Andrey Konovalov, a researcher at the Google had found out the significant number of vulnerabilities in Linux kernel USB subsystem utilizing the Google Syzkaller fuzzer. Google’s fuzzing tool facilitated Konovalov and found tens of bugs containing twenty-two security flaws that have been allocated CVE identifiers. The expert presented the thorough details in a review published this week that he had discovered about fourteen vulnerabilities.
Konovalov described the vulnerabilities as use-after-free, common security fault, out-of-bounds read, and NULL pointer dereference concerns that can be utilized to source a denial-of-service (DoS) situation. Further, the expert stated few of the flaws might have a distinct influence as well, which naturally means they could let random code implementation.
The researcher also expressed that an attacker requires to have physical access to the aimed system and associate a malicious USB device so as to exploit the vulnerabilities. Some others recommended that an attacker who has faraway access to a machine may be capable to update the firmware on associated USB drives to position exploits for these faults and generate malicious devices.

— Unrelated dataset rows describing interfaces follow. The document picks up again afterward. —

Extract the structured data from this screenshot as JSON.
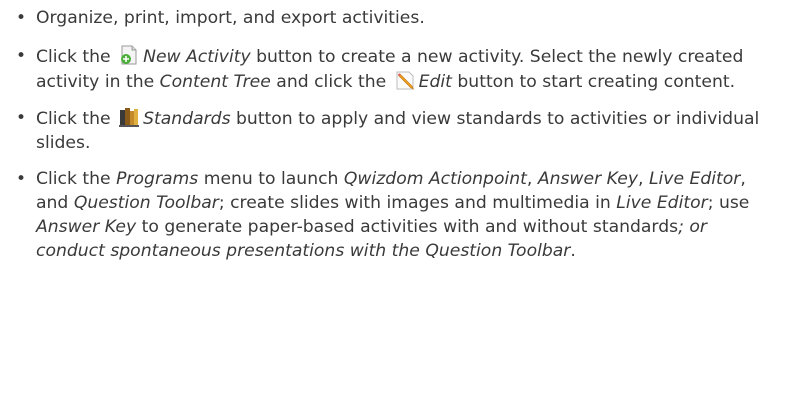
{
  "bullet_glyph": "•",
  "bullets": [
    {
      "text": "Organize, print, import, and export activities."
    },
    {
      "t1": "Click the ",
      "new_activity": "New Activity",
      "t2": " button to create a new activity. Select the newly created activity in the ",
      "content_tree": "Content Tree",
      "t3": " and click the ",
      "edit": "Edit",
      "t4": " button to start creating content."
    },
    {
      "t1": "Click the ",
      "standards": "Standards",
      "t2": " button to apply and view standards to activities or individual slides."
    },
    {
      "t1": "Click the ",
      "programs": "Programs",
      "t2": " menu to launch ",
      "actionpoint": "Qwizdom Actionpoint",
      "t3": ", ",
      "answer_key": "Answer Key",
      "t4": ", ",
      "live_editor": "Live Editor",
      "t5": ", and ",
      "question_toolbar": "Question Toolbar",
      "t6": "; create slides with images and multimedia in ",
      "live_editor_2": "Live Editor",
      "t7": "; use ",
      "answer_key_2": "Answer Key",
      "t8": " to generate paper-based activities with and without standards",
      "t9": "; or conduct spontaneous presentations with the ",
      "question_toolbar_2": "Question Toolbar",
      "t10": "."
    }
  ],
  "icons": {
    "new_activity": "new-activity-icon",
    "edit": "edit-pencil-icon",
    "standards": "standards-books-icon"
  },
  "colors": {
    "text": "#3a3a3a",
    "new_activity_green": "#4caf3c",
    "edit_orange": "#f0a020",
    "standards_brown": "#8a5a1a"
  }
}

Konovalov found quite many fixes for numerous vulnerabilities which are contained within Linux kernel versions 4.13.4 and later. Unfortunately, several issues still remain unpatched. On the contrary, Linux distributes ions do not appear too worried about such security and protection holes and allotted them low severity ratings.
The Google researcher not only discovered the flaws in Linux kernel but back in February, he also informed finding in the vicinity exploitable code execution flaw. It had been presented in the kernel for more than eleven years. This double-free susceptibility (CVE-2017-6074) was also distinguished by using the Syzkaller fuzzer. Even, he also revealed it this year in May about the facts of a privilege rapidly increase bug that could be considered unfair via packet sockets. A detailed analysis of quite many CVEs carried out the previous year and presented that the average period of a Linux kernel vulnerability is about five years.